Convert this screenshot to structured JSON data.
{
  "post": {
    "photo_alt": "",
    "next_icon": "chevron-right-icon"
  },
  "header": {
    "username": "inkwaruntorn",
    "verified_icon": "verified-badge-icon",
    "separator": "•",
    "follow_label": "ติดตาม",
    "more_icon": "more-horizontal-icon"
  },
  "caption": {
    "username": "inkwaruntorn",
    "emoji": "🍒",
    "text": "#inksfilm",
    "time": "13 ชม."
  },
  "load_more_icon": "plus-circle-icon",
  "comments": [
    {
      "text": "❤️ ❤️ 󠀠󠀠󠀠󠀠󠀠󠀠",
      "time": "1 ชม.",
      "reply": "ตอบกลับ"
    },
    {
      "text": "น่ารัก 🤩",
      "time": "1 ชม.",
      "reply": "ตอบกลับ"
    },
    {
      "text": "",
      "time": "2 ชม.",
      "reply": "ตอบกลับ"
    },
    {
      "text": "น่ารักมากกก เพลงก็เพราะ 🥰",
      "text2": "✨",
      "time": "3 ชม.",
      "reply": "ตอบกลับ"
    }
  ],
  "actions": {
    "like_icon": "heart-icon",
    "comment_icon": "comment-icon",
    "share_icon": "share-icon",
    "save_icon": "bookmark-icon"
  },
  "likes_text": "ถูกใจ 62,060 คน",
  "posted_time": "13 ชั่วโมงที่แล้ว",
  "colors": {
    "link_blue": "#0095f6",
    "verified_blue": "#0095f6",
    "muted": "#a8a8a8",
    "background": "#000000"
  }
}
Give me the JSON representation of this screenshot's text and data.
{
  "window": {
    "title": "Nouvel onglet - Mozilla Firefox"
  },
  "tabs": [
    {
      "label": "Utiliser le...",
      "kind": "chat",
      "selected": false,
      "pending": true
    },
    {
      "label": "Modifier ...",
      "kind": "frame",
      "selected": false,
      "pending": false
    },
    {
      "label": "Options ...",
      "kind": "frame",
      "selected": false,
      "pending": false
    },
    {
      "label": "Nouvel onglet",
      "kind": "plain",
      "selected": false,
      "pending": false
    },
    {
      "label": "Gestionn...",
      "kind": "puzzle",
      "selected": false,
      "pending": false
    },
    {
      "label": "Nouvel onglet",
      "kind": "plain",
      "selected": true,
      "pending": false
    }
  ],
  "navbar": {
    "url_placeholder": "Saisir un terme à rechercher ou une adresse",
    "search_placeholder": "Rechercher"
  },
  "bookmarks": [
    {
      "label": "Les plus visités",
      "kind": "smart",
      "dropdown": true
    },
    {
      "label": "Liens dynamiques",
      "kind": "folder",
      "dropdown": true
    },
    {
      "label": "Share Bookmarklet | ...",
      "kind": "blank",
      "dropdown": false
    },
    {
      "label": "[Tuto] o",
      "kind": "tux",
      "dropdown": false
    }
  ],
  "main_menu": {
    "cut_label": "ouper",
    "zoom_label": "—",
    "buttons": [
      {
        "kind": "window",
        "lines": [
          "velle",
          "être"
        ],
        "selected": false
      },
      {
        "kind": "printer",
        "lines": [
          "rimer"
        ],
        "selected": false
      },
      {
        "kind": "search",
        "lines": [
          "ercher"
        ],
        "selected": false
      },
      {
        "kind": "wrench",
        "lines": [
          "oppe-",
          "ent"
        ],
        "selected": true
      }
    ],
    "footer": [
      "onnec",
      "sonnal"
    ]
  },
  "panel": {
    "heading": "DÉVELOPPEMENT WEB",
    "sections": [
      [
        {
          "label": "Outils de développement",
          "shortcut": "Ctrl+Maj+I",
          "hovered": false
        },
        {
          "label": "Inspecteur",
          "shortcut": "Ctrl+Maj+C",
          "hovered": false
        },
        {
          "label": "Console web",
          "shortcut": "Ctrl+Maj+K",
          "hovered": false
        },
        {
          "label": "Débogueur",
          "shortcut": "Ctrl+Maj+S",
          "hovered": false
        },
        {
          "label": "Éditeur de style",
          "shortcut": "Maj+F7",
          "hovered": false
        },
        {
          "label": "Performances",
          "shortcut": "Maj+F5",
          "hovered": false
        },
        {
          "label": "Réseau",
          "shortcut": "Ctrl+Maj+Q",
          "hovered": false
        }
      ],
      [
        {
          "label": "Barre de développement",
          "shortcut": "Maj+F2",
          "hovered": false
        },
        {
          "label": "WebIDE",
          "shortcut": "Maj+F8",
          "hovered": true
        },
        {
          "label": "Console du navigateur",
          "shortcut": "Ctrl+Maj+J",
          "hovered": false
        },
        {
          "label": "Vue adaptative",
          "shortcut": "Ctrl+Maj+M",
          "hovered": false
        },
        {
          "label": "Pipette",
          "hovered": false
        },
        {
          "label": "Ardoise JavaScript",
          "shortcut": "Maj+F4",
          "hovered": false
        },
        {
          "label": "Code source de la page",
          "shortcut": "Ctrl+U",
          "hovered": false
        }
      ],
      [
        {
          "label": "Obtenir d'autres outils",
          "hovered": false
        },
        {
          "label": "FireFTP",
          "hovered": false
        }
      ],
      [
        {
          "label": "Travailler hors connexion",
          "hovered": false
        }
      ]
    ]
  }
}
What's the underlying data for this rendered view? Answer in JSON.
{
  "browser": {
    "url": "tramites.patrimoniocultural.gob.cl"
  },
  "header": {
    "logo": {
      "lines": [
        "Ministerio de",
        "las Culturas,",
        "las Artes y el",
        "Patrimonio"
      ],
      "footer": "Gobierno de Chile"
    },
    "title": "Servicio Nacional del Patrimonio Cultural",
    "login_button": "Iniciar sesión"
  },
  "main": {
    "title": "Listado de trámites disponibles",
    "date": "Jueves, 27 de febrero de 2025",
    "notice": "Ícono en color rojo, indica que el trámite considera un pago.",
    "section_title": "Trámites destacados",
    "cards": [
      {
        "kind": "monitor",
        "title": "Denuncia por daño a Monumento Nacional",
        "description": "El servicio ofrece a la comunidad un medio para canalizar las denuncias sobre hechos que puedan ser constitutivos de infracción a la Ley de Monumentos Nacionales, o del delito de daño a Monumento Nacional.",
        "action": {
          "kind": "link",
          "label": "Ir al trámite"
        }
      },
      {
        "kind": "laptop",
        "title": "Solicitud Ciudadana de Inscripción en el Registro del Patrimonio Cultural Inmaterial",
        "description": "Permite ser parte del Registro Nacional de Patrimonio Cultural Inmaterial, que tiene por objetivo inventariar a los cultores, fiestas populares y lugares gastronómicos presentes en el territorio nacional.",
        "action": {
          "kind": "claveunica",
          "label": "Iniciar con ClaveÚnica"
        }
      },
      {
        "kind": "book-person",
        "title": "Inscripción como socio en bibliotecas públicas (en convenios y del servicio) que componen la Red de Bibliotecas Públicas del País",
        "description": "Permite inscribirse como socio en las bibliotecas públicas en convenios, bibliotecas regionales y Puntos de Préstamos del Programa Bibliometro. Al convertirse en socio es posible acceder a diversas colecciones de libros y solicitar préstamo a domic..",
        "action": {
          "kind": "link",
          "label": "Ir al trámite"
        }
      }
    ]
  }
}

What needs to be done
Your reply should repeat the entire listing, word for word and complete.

Exercise answer
Convert this screenshot to structured JSON data.
{
  "post": {
    "photo_alt": "",
    "next_icon": "chevron-right-icon"
  },
  "header": {
    "username": "inkwaruntorn",
    "verified_icon": "verified-badge-icon",
    "separator": "•",
    "follow_label": "ติดตาม",
    "more_icon": "more-horizontal-icon"
  },
  "caption": {
    "username": "inkwaruntorn",
    "emoji": "🍒",
    "text": "#inksfilm",
    "time": "13 ชม."
  },
  "load_more_icon": "plus-circle-icon",
  "comments": [
    {
      "text": "❤️ ❤️ 󠀠󠀠󠀠󠀠󠀠󠀠",
      "time": "1 ชม.",
      "reply": "ตอบกลับ"
    },
    {
      "text": "น่ารัก 🤩",
      "time": "1 ชม.",
      "reply": "ตอบกลับ"
    },
    {
      "text": "",
      "time": "2 ชม.",
      "reply": "ตอบกลับ"
    },
    {
      "text": "น่ารักมากกก เพลงก็เพราะ 🥰",
      "text2": "✨",
      "time": "3 ชม.",
      "reply": "ตอบกลับ"
    }
  ],
  "actions": {
    "like_icon": "heart-icon",
    "comment_icon": "comment-icon",
    "share_icon": "share-icon",
    "save_icon": "bookmark-icon"
  },
  "likes_text": "ถูกใจ 62,060 คน",
  "posted_time": "13 ชั่วโมงที่แล้ว",
  "colors": {
    "link_blue": "#0095f6",
    "verified_blue": "#0095f6",
    "muted": "#a8a8a8",
    "background": "#000000"
  }
}
Give me the JSON representation of this screenshot's text and data.
{
  "window": {
    "title": "Nouvel onglet - Mozilla Firefox"
  },
  "tabs": [
    {
      "label": "Utiliser le...",
      "kind": "chat",
      "selected": false,
      "pending": true
    },
    {
      "label": "Modifier ...",
      "kind": "frame",
      "selected": false,
      "pending": false
    },
    {
      "label": "Options ...",
      "kind": "frame",
      "selected": false,
      "pending": false
    },
    {
      "label": "Nouvel onglet",
      "kind": "plain",
      "selected": false,
      "pending": false
    },
    {
      "label": "Gestionn...",
      "kind": "puzzle",
      "selected": false,
      "pending": false
    },
    {
      "label": "Nouvel onglet",
      "kind": "plain",
      "selected": true,
      "pending": false
    }
  ],
  "navbar": {
    "url_placeholder": "Saisir un terme à rechercher ou une adresse",
    "search_placeholder": "Rechercher"
  },
  "bookmarks": [
    {
      "label": "Les plus visités",
      "kind": "smart",
      "dropdown": true
    },
    {
      "label": "Liens dynamiques",
      "kind": "folder",
      "dropdown": true
    },
    {
      "label": "Share Bookmarklet | ...",
      "kind": "blank",
      "dropdown": false
    },
    {
      "label": "[Tuto] o",
      "kind": "tux",
      "dropdown": false
    }
  ],
  "main_menu": {
    "cut_label": "ouper",
    "zoom_label": "—",
    "buttons": [
      {
        "kind": "window",
        "lines": [
          "velle",
          "être"
        ],
        "selected": false
      },
      {
        "kind": "printer",
        "lines": [
          "rimer"
        ],
        "selected": false
      },
      {
        "kind": "search",
        "lines": [
          "ercher"
        ],
        "selected": false
      },
      {
        "kind": "wrench",
        "lines": [
          "oppe-",
          "ent"
        ],
        "selected": true
      }
    ],
    "footer": [
      "onnec",
      "sonnal"
    ]
  },
  "panel": {
    "heading": "DÉVELOPPEMENT WEB",
    "sections": [
      [
        {
          "label": "Outils de développement",
          "shortcut": "Ctrl+Maj+I",
          "hovered": false
        },
        {
          "label": "Inspecteur",
          "shortcut": "Ctrl+Maj+C",
          "hovered": false
        },
        {
          "label": "Console web",
          "shortcut": "Ctrl+Maj+K",
          "hovered": false
        },
        {
          "label": "Débogueur",
          "shortcut": "Ctrl+Maj+S",
          "hovered": false
        },
        {
          "label": "Éditeur de style",
          "shortcut": "Maj+F7",
          "hovered": false
        },
        {
          "label": "Performances",
          "shortcut": "Maj+F5",
          "hovered": false
        },
        {
          "label": "Réseau",
          "shortcut": "Ctrl+Maj+Q",
          "hovered": false
        }
      ],
      [
        {
          "label": "Barre de développement",
          "shortcut": "Maj+F2",
          "hovered": false
        },
        {
          "label": "WebIDE",
          "shortcut": "Maj+F8",
          "hovered": true
        },
        {
          "label": "Console du navigateur",
          "shortcut": "Ctrl+Maj+J",
          "hovered": false
        },
        {
          "label": "Vue adaptative",
          "shortcut": "Ctrl+Maj+M",
          "hovered": false
        },
        {
          "label": "Pipette",
          "hovered": false
        },
        {
          "label": "Ardoise JavaScript",
          "shortcut": "Maj+F4",
          "hovered": false
        },
        {
          "label": "Code source de la page",
          "shortcut": "Ctrl+U",
          "hovered": false
        }
      ],
      [
        {
          "label": "Obtenir d'autres outils",
          "hovered": false
        },
        {
          "label": "FireFTP",
          "hovered": false
        }
      ],
      [
        {
          "label": "Travailler hors connexion",
          "hovered": false
        }
      ]
    ]
  }
}
What's the underlying data for this rendered view? Answer in JSON.
{
  "browser": {
    "url": "tramites.patrimoniocultural.gob.cl"
  },
  "header": {
    "logo": {
      "lines": [
        "Ministerio de",
        "las Culturas,",
        "las Artes y el",
        "Patrimonio"
      ],
      "footer": "Gobierno de Chile"
    },
    "title": "Servicio Nacional del Patrimonio Cultural",
    "login_button": "Iniciar sesión"
  },
  "main": {
    "title": "Listado de trámites disponibles",
    "date": "Jueves, 27 de febrero de 2025",
    "notice": "Ícono en color rojo, indica que el trámite considera un pago.",
    "section_title": "Trámites destacados",
    "cards": [
      {
        "kind": "monitor",
        "title": "Denuncia por daño a Monumento Nacional",
        "description": "El servicio ofrece a la comunidad un medio para canalizar las denuncias sobre hechos que puedan ser constitutivos de infracción a la Ley de Monumentos Nacionales, o del delito de daño a Monumento Nacional.",
        "action": {
          "kind": "link",
          "label": "Ir al trámite"
        }
      },
      {
        "kind": "laptop",
        "title": "Solicitud Ciudadana de Inscripción en el Registro del Patrimonio Cultural Inmaterial",
        "description": "Permite ser parte del Registro Nacional de Patrimonio Cultural Inmaterial, que tiene por objetivo inventariar a los cultores, fiestas populares y lugares gastronómicos presentes en el territorio nacional.",
        "action": {
          "kind": "claveunica",
          "label": "Iniciar con ClaveÚnica"
        }
      },
      {
        "kind": "book-person",
        "title": "Inscripción como socio en bibliotecas públicas (en convenios y del servicio) que componen la Red de Bibliotecas Públicas del País",
        "description": "Permite inscribirse como socio en las bibliotecas públicas en convenios, bibliotecas regionales y Puntos de Préstamos del Programa Bibliometro. Al convertirse en socio es posible acceder a diversas colecciones de libros y solicitar préstamo a domic..",
        "action": {
          "kind": "link",
          "label": "Ir al trámite"
        }
      }
    ]
  }
}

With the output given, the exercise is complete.